Dr. Goheen's rediscovery of the Jackson Station cuttings changed California's wine industry by introducing disease-resistant strains that improved Napa and Sonoma wines. The Cabernet Sauvignon Clone 6 and Sauvignon Blanc Clone 29 were particularly impactful.

Clone 6 is known for producing rich, intense Cabernet grapes, enhancing the flavor and depth of the wine. Clone 29, used in Robert Mondavi's Fumé Blanc, showed excellent disease resistance, leading to healthier vines and more reliable yields.

Legacy of Heritage Vines

a fitting phrase indeed

Heritage vines from Jackson Station have left a lasting mark on California's wine industry, shaping its future with their unique traits and resilience. These vines, with their rich grapevine heritage, have spurred innovations in viticulture throughout the state. Sharing these cuttings has ensured that this legacy continues to thrive in modern vineyards.

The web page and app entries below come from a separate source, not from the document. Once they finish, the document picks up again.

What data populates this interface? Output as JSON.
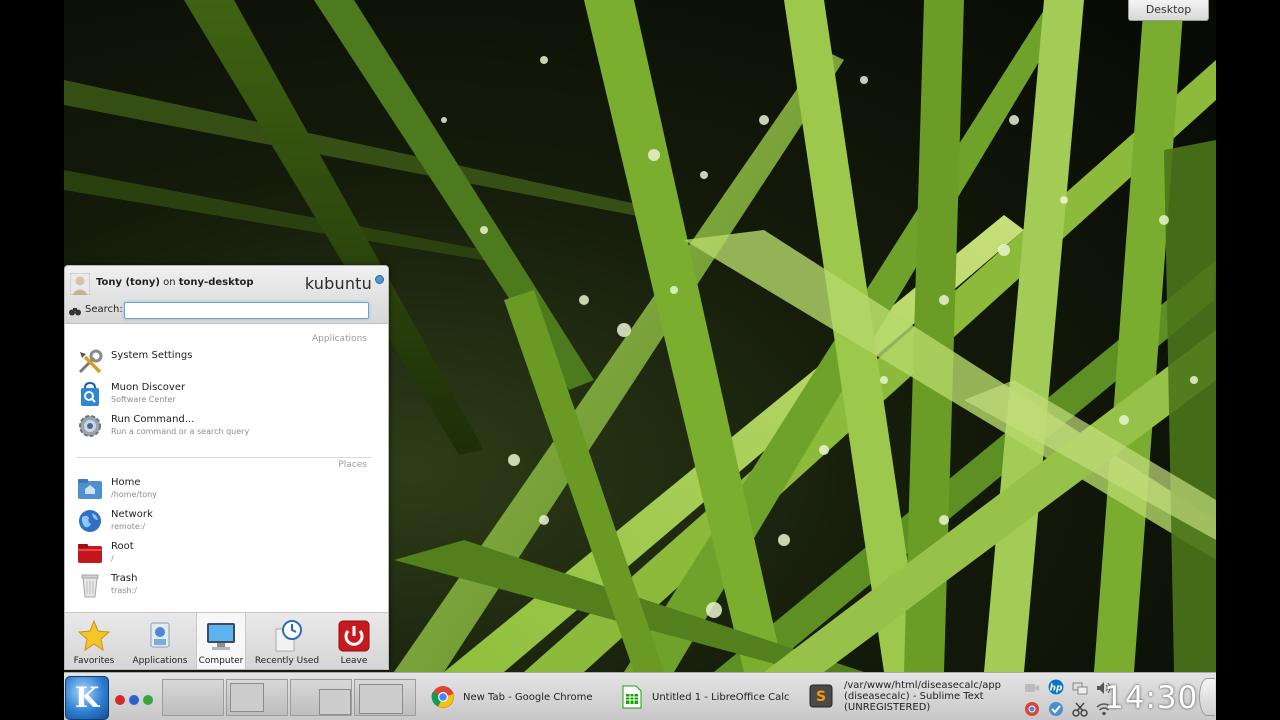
{
  "desktop": {
    "label": "Desktop"
  },
  "launcher": {
    "user": {
      "name": "Tony (tony)",
      "on": "on",
      "host": "tony-desktop"
    },
    "logo": "kubuntu",
    "search": {
      "label": "Search:",
      "value": "",
      "placeholder": ""
    },
    "sections": {
      "applications": "Applications",
      "places": "Places"
    },
    "applications": [
      {
        "title": "System Settings",
        "subtitle": "",
        "icon": "tools-icon"
      },
      {
        "title": "Muon Discover",
        "subtitle": "Software Center",
        "icon": "shopping-bag-icon"
      },
      {
        "title": "Run Command...",
        "subtitle": "Run a command or a search query",
        "icon": "gear-icon"
      }
    ],
    "places": [
      {
        "title": "Home",
        "subtitle": "/home/tony",
        "icon": "home-folder-icon"
      },
      {
        "title": "Network",
        "subtitle": "remote:/",
        "icon": "globe-icon"
      },
      {
        "title": "Root",
        "subtitle": "/",
        "icon": "red-folder-icon"
      },
      {
        "title": "Trash",
        "subtitle": "trash:/",
        "icon": "trash-icon"
      }
    ],
    "tabs": [
      {
        "label": "Favorites",
        "icon": "star-icon"
      },
      {
        "label": "Applications",
        "icon": "applications-icon"
      },
      {
        "label": "Computer",
        "icon": "monitor-icon",
        "active": true
      },
      {
        "label": "Recently Used",
        "icon": "clock-document-icon"
      },
      {
        "label": "Leave",
        "icon": "power-icon"
      }
    ]
  },
  "taskbar": {
    "tasks": [
      {
        "label": "New Tab - Google Chrome",
        "icon": "chrome-icon"
      },
      {
        "label": "Untitled 1 - LibreOffice Calc",
        "icon": "calc-icon"
      },
      {
        "line1": "/var/www/html/diseasecalc/app",
        "line2": "(diseasecalc) - Sublime Text",
        "line3": "(UNREGISTERED)",
        "icon": "sublime-icon"
      }
    ],
    "clock": "14:30"
  },
  "colors": {
    "accent": "#2f7fd1",
    "leave_red": "#c8191f",
    "taskbar": "#d6d6d6"
  }
}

  • Cabernet Sauvignon Clone 6: Known for its rich, intense flavors, it's a cornerstone in Napa vineyards.
  • Sauvignon Blanc Clone 29: Used prominently in Robert Mondavi's Fumé Blanc, it's famed for its distinct qualities.
  • Petit Verdot Clone 2: Provides deep color and strong yields, improving many blends.
  • Viticulture Innovations: These heritage vines have led to advancements in disease resistance and grape quality.

Understanding this legacy helps us better appreciate California wines. For instance, enjoying a glass of Robert Mondavi's Fumé Blanc or a rich Napa Cabernet Sauvignon can give you a taste of this history.


As we conclude our exploration of California's wine country, it's evident that heritage vines are essential to the industry. These old vines, similar to the roots of an ancient tree, provide a foundation of history and strength.

Thanks to Dr. Goheen's groundbreaking work and the lasting significance of Jackson Station cuttings, these vines have helped shape the wines we enjoy today.

Understanding this legacy enriches our appreciation for each glass of wine. For instance, the Zinfandel from Ridge Vineyards and the Cabernet Sauvignon from Napa's Stag's Leap Wine Cellars are perfect examples of wines rooted in this rich history.

By recognizing the importance of these heritage vines, we can better anticipate the future of California winemaking. This appreciation not only enhances our enjoyment but also supports the ongoing efforts to preserve and innovate in the industry.